Below is a block of records. Copy every line in it that contains the word "order".
=-=-=
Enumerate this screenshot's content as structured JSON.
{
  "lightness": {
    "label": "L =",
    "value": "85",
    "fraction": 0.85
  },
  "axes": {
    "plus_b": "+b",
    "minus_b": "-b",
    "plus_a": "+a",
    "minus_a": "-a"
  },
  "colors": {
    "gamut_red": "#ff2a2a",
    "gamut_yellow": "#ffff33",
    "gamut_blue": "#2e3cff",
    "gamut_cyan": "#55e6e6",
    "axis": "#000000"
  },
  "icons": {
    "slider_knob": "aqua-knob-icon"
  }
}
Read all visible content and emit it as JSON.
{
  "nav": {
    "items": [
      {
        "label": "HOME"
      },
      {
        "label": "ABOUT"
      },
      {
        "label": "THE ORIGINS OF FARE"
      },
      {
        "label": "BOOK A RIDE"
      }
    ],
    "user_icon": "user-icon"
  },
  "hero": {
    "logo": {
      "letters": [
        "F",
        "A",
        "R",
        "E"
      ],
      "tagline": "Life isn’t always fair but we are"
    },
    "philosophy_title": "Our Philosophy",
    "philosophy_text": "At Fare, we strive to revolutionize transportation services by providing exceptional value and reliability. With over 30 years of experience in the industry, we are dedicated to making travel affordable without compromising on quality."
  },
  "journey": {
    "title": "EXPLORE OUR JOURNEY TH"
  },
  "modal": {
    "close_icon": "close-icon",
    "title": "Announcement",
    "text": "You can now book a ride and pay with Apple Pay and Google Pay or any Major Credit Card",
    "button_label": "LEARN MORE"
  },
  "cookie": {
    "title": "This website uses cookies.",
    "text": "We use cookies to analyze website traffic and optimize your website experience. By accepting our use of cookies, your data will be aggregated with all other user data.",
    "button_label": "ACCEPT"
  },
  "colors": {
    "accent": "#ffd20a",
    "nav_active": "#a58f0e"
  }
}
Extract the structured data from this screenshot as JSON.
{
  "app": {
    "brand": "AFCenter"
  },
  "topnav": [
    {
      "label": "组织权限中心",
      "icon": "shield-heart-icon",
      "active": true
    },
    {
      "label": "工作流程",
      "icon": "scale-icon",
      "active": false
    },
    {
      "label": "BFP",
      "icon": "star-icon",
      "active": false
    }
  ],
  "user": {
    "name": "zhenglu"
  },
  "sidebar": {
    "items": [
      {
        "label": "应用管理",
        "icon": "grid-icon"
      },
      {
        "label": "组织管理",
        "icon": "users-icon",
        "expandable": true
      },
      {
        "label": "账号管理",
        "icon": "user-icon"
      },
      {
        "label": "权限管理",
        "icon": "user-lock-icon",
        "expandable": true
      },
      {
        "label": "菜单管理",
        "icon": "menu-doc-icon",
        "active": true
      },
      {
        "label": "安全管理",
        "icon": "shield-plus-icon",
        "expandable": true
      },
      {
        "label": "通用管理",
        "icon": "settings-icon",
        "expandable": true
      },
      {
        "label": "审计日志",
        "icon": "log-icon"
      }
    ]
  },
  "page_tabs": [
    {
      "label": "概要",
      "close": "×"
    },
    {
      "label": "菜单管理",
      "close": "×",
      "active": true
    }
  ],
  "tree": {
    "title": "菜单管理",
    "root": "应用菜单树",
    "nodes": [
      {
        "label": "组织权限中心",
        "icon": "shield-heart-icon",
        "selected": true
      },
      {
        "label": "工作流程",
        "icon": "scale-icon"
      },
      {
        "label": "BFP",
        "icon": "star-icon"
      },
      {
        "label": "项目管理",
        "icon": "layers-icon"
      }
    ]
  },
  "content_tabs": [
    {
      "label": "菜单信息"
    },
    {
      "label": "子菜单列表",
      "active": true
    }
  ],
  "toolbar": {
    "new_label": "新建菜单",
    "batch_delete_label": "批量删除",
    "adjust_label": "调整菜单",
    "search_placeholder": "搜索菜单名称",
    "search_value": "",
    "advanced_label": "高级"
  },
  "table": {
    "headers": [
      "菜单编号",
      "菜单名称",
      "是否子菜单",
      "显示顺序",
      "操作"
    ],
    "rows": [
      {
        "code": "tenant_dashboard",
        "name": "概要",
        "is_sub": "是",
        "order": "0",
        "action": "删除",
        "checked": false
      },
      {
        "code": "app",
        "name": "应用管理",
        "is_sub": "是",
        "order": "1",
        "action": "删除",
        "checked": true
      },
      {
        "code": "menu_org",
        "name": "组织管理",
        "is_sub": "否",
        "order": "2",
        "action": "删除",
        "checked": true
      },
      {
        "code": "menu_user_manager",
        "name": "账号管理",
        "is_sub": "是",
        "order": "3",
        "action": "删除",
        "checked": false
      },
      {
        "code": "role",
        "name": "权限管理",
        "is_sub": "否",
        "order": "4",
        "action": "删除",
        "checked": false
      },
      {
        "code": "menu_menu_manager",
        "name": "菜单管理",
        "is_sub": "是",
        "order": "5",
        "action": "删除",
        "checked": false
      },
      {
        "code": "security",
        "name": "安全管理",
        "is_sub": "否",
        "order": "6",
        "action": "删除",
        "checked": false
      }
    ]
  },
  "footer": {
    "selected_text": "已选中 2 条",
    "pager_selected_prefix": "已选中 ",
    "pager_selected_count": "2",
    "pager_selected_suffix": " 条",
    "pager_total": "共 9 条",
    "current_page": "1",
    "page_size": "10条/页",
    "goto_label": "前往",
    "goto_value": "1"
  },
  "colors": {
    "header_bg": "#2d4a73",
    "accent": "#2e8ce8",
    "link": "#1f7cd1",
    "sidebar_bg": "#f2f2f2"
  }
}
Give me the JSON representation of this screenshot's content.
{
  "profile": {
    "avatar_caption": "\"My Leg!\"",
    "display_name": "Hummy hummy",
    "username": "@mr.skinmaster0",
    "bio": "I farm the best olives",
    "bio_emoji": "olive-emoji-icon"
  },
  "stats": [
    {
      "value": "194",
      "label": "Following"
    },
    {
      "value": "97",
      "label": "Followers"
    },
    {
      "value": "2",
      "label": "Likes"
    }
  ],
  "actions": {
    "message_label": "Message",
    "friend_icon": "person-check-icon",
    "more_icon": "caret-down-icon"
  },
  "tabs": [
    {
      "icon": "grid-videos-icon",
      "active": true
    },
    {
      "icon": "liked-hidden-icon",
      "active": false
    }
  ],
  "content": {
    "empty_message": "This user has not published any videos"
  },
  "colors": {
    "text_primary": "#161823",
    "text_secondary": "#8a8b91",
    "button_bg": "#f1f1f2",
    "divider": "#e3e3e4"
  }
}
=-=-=
▶ _Answer below_:
        "order": "0",
        "order": "1",
        "order": "2",
        "order": "3",
        "order": "4",
        "order": "5",
        "order": "6",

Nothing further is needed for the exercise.